Page and application data records
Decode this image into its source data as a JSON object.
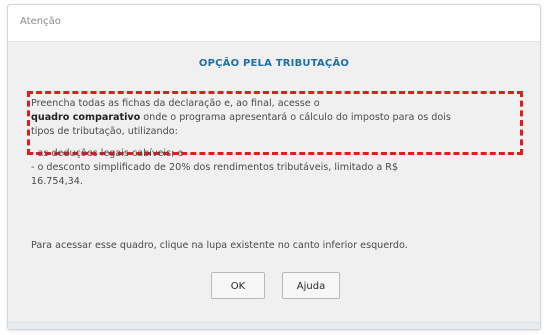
{
  "dialog": {
    "title": "Atenção",
    "heading": "OPÇÃO PELA TRIBUTAÇÃO",
    "paragraph1": {
      "line1": "Preencha todas as fichas da declaração e, ao final, acesse o",
      "line2_bold": "quadro comparativo",
      "line2_rest": " onde o programa apresentará o cálculo do imposto para os dois",
      "line3": "tipos de tributação, utilizando:"
    },
    "paragraph2": {
      "line1": "- as deduções legais cabíveis; e",
      "line2": "- o desconto simplificado de 20% dos rendimentos tributáveis, limitado a R$",
      "line3": "16.754,34."
    },
    "paragraph3": "Para acessar esse quadro, clique na lupa existente no canto inferior esquerdo.",
    "buttons": {
      "ok": "OK",
      "help": "Ajuda"
    }
  },
  "colors": {
    "heading": "#1f6fa8",
    "highlight_border": "#e31b1b"
  }
}
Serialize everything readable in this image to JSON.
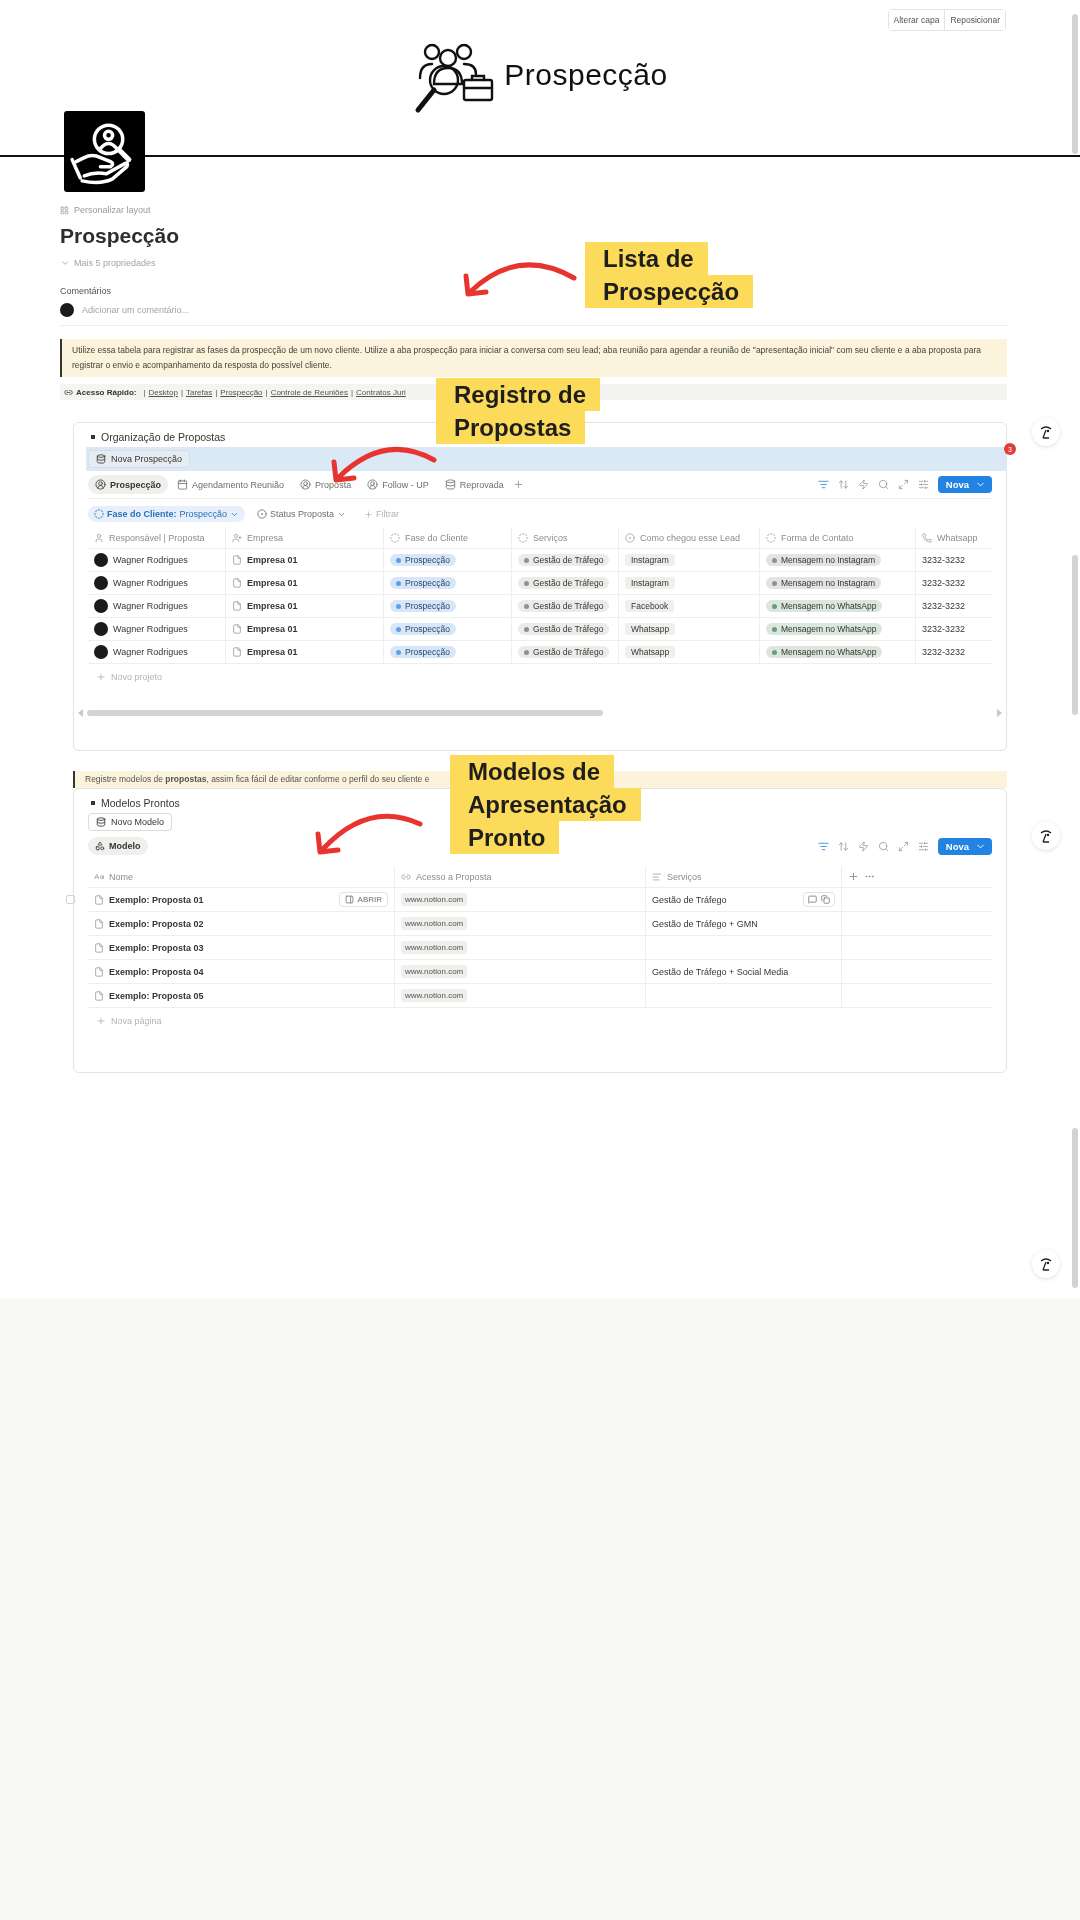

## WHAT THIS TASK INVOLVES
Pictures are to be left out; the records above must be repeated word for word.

## RESULT OF THE TASK
Decode this image into its source data as a JSON object.
{
  "dialog": {
    "title": "Atenção",
    "heading": "OPÇÃO PELA TRIBUTAÇÃO",
    "paragraph1": {
      "line1": "Preencha todas as fichas da declaração e, ao final, acesse o",
      "line2_bold": "quadro comparativo",
      "line2_rest": " onde o programa apresentará o cálculo do imposto para os dois",
      "line3": "tipos de tributação, utilizando:"
    },
    "paragraph2": {
      "line1": "- as deduções legais cabíveis; e",
      "line2": "- o desconto simplificado de 20% dos rendimentos tributáveis, limitado a R$",
      "line3": "16.754,34."
    },
    "paragraph3": "Para acessar esse quadro, clique na lupa existente no canto inferior esquerdo.",
    "buttons": {
      "ok": "OK",
      "help": "Ajuda"
    }
  },
  "colors": {
    "heading": "#1f6fa8",
    "highlight_border": "#e31b1b"
  }
}
Serialize everything readable in this image to JSON.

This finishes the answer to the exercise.